We now have a study out of the University of Colorado that found that if you live within a half-mile of a production platform your chances of getting cancer increase significantly. Our own government researchers here in Boulder (the National Oceanic and Atmospheric Administration) have found that oil and gas wells and production facilities are responsible for much of the ground level ozone in the area, ozone that is bad for everyone but poses a severe health risk for asthmatics and others with respiratory illnesses.

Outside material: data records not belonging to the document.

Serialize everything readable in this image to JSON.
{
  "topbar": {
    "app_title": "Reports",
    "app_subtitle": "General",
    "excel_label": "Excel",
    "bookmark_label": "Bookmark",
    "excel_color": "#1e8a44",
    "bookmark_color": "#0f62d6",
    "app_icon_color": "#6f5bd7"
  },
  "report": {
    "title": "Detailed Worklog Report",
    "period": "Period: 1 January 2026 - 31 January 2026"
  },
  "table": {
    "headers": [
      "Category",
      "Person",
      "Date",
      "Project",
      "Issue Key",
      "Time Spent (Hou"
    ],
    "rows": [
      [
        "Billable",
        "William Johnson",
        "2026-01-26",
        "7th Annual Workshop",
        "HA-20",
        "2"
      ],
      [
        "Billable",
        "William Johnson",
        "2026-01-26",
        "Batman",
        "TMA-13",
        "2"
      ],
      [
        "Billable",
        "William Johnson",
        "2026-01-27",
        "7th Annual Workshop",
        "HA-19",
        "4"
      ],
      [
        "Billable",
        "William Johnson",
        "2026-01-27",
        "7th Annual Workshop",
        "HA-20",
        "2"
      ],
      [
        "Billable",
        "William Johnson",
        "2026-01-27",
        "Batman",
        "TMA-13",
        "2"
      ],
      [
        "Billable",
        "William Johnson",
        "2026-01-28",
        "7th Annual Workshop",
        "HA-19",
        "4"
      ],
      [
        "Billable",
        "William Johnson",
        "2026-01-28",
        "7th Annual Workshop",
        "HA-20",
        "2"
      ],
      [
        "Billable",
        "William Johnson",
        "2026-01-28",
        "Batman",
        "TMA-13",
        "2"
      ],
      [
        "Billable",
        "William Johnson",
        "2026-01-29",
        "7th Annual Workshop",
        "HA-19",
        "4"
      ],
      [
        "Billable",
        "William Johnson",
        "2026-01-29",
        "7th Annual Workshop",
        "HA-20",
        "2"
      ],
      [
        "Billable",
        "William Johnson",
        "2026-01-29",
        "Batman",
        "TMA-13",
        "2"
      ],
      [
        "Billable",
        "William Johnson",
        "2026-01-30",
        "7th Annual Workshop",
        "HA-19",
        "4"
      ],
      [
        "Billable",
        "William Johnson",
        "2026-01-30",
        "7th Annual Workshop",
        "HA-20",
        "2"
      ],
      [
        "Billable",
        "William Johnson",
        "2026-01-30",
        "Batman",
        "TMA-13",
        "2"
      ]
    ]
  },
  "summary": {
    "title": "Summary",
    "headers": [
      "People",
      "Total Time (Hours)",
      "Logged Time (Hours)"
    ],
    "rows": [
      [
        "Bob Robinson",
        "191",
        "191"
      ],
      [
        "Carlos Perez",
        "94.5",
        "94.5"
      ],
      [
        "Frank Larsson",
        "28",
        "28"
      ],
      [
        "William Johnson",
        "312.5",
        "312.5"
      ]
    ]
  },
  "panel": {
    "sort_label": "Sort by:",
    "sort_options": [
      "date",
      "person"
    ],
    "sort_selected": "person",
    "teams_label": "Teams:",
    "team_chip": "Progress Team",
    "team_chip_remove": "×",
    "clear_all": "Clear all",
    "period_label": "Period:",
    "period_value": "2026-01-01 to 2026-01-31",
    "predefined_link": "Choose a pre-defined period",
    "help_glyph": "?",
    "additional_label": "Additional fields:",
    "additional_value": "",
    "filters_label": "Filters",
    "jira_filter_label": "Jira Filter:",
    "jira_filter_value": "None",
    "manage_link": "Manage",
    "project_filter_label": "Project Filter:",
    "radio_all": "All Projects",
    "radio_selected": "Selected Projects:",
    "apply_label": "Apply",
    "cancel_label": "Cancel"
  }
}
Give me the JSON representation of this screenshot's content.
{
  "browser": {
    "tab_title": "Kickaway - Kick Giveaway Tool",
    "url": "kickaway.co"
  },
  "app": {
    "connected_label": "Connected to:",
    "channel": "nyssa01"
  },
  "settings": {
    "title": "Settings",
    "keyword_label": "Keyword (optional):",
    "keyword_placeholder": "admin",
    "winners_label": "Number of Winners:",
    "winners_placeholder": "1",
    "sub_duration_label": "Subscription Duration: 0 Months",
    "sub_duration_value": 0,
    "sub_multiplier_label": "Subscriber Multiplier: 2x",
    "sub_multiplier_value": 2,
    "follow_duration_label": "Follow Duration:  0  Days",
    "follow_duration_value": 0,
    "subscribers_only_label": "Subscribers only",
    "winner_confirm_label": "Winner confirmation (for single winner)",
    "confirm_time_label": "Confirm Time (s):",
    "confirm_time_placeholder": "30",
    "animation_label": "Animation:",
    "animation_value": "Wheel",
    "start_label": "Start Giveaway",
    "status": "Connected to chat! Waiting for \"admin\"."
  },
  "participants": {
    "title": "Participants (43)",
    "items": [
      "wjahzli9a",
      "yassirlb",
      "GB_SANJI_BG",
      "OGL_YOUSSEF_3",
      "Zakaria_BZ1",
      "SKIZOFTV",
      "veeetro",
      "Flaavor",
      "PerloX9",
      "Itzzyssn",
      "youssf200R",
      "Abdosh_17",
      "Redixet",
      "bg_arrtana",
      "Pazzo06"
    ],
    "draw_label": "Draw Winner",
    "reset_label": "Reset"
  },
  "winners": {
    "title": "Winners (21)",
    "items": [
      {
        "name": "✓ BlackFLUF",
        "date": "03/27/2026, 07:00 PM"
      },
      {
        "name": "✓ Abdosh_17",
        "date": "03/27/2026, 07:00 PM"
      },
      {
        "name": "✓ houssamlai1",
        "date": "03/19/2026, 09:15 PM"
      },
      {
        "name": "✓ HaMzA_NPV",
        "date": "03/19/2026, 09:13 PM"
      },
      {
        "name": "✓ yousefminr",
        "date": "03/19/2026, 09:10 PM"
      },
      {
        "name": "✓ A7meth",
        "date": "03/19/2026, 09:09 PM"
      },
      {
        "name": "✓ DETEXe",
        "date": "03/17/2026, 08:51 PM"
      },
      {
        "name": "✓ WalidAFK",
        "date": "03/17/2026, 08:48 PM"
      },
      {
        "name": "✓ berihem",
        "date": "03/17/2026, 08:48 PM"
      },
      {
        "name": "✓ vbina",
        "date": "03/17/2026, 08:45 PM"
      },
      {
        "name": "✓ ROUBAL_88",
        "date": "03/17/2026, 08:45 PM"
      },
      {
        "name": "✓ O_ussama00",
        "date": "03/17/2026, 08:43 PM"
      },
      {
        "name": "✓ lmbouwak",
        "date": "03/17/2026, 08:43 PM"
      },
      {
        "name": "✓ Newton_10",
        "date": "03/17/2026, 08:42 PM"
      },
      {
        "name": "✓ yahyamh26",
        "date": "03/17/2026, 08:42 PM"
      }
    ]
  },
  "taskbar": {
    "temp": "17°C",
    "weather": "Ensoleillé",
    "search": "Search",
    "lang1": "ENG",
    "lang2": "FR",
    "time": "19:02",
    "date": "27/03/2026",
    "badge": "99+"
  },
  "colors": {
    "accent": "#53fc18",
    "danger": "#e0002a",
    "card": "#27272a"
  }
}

We have research that shows that gas from as deep as 12,000 feet can find its way into our shallow groundwater after a 50- to 100-year upward migration. That means that the 20 percent to 40 percent of fracking fluid that is unrecoverable after each well is fracked likely has the same chance to make it into our water supplies at approximately the same pace. Sucks to be you, future generations.

And most recently, a new study out of the University of Missouri found that it’s likely that fracking and other oil and gas activity, like spills, are putting hormone-disrupting chemicals into our surface and groundwater supplies, including the Colorado River that serves as a drinking water supply to tens of millions of Americans.

No wonder the industry wants to drill everything now before the rest of the research comes in. Just imagine what other dreadful discoveries we will be making regarding fracking and oil and gas shale development in the next few years.

We’re afraid it’s just going to get harder and harder for all those industry PR hacks to sleep at night. Perhaps someone should research that.


This holiday season, when you’re lying around the house, engorged from your feasting and drinking, looking for something to do, why not hop online and sign the petition challenging the constitutionality of the Colorado Oil and Gas Conservation Commission?

Yes, this is that state board that is charged with simultaneously policing and promoting the oil and gas industry. Too often, it neglects the former.

So Carl L. McWilliams has launched a petition that reads: “The Colorado Oil & Gas Conservation Commission (COGCC) statutes illegally altered the Colorado Constitution @ ART. V, Sec. 35, ART. XX, Sec. 6 without the ‘consent of the governed.’ Therefore, Gov. Hickenlooper and the Colorado General Assembly have violated their constitutional oaths and must convene a special Constitutional Convention to remedy the unconstitutional Colorado Oil & Gas Conservation Commission statutes.”

The petition, which has garnered more than 400 signatures, is available at

In his invitation to sign the petition, McWilliams cites the fact that Gov. John Hickenlooper has sued the city of Longmont over its fracking ban and has threatened to sue other municipalities that follow Longmont’s path.

“Gov. Hickenlooper is guilty of the acts and omissions of ‘Constitutional Torts’ and must be made to answer to We the People of Colorado, (the Sovereign), in Federal District Court in Denver,” McWilliams writes.

A bit Tea Party-ish, don’t you think? Maybe the two ends of the political spectrum have more in common than they think. After all, the Occupy movement originally counted Tea Partiers among its supporters.

On the fracking issue, as with so many others, we have to agree that local control by the citizenry is better than a heavy-handed, big-government approach.